White Cop Acquitted In Terence Crutcher’s Fatal Shooting

'I believe in my heart that Betty Shelby got away with murder,' Terence Crutcher's father said after Shelby was found not guilty.

May 18, 2017 at 3:33 PM ET

A white police officer who shot and killed an unarmed black man in Tulsa, Oklahoma, last year was found not guilty of first-degree manslaughter on Wednesday night.

After a jury deliberated for nine hours, Tulsa Police Officer Betty Shelby was acquitted in the September 2016 death of Terence Crutcher. Soon thereafter, Crutcher’s sister, Tiffany, offered a statement for the family, saying that Tulsa Police tried to cover up her brother’s murder, according to the Tulsa World. Crutcher’s father, Joseph, was equally upset with the verdict.

“Let it be known that I believe in my heart that Betty Shelby got away with murder,” he told CNN. “I have four grandchildren that are at home now, that have lost their daddy.”

On Sept. 16, 2016, Shelby came across an SUV stopped in the middle of a road and a man walking around it. In helicopter and dashcam videos of the incident, several officers approached the scene as Crutcher put his hands behind his head and walked away from officers and toward his car. The videos are partially obscured, but Crutcher appeared to reach into the car, at which point one officer shocked him with a Taser. The other, Shelby, shot him.

Shelby would later say she suspected Crutcher was high and reaching into the car for a weapon, leaving her with no choice but to shoot him. No gun was found on Crutcher or in the car, but PCP was found in his system.

In April, Shelby told “60 Minutes” that Crutcher displayed “zombie-like” behavior when she first encountered him. She admitted that while he wasn’t aggressive at the time, he later refused to comply with her and other officers’ commands to get on his knees.

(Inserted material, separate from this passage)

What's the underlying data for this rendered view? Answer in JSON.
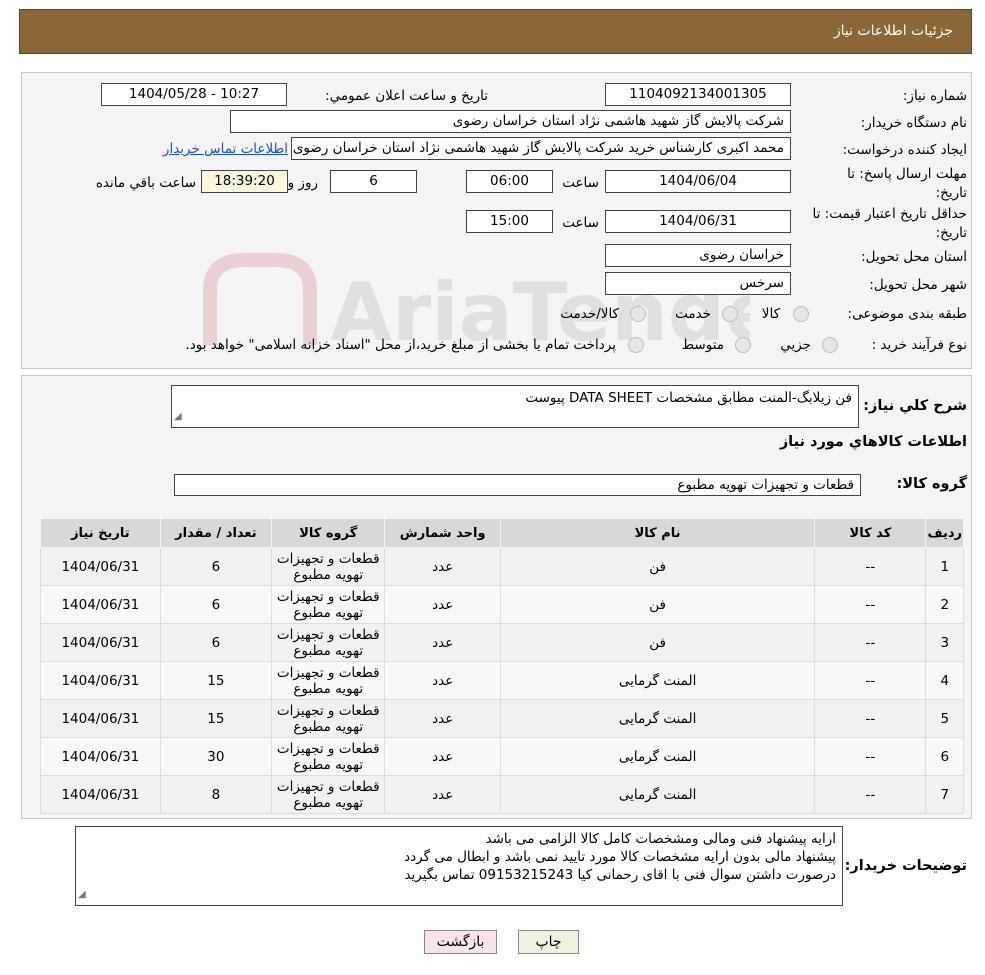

“I saw a threat and I used the force I felt necessary to stop a threat,” Shelby said at the time. “I have sorrow that this happened, that this man lost his life. But he caused the situation to occur. So in the end, he caused his own.”

The Crutcher verdict is the latest example of how difficult it is for a police officer to be charged, and convicted, for shooting and killing black men under questionable circumstances. Of the recent high-profile cases, only one — Michael Slager — is currently facing jail time after pleading guilty to federal charges. (His state murder trial ended in a hung jury). In April 2015, Slager shot Walter Scott in the back as Scott ran away, which was captured on video by a bystander.

Oklahoma Gov. Mary Fallin offered a plea to Oklahomans to remain civil and respectful of the verdict.

“Those who disagree with the verdict have the right to express their opinions. I just ask that they do so in a peaceful manner,” Fallin said in a statement. “I appeal to Tulsans and others to remain calm. Our thoughts and prayers should be with the Terence Crutcher and Betty Shelby families during this difficult time.”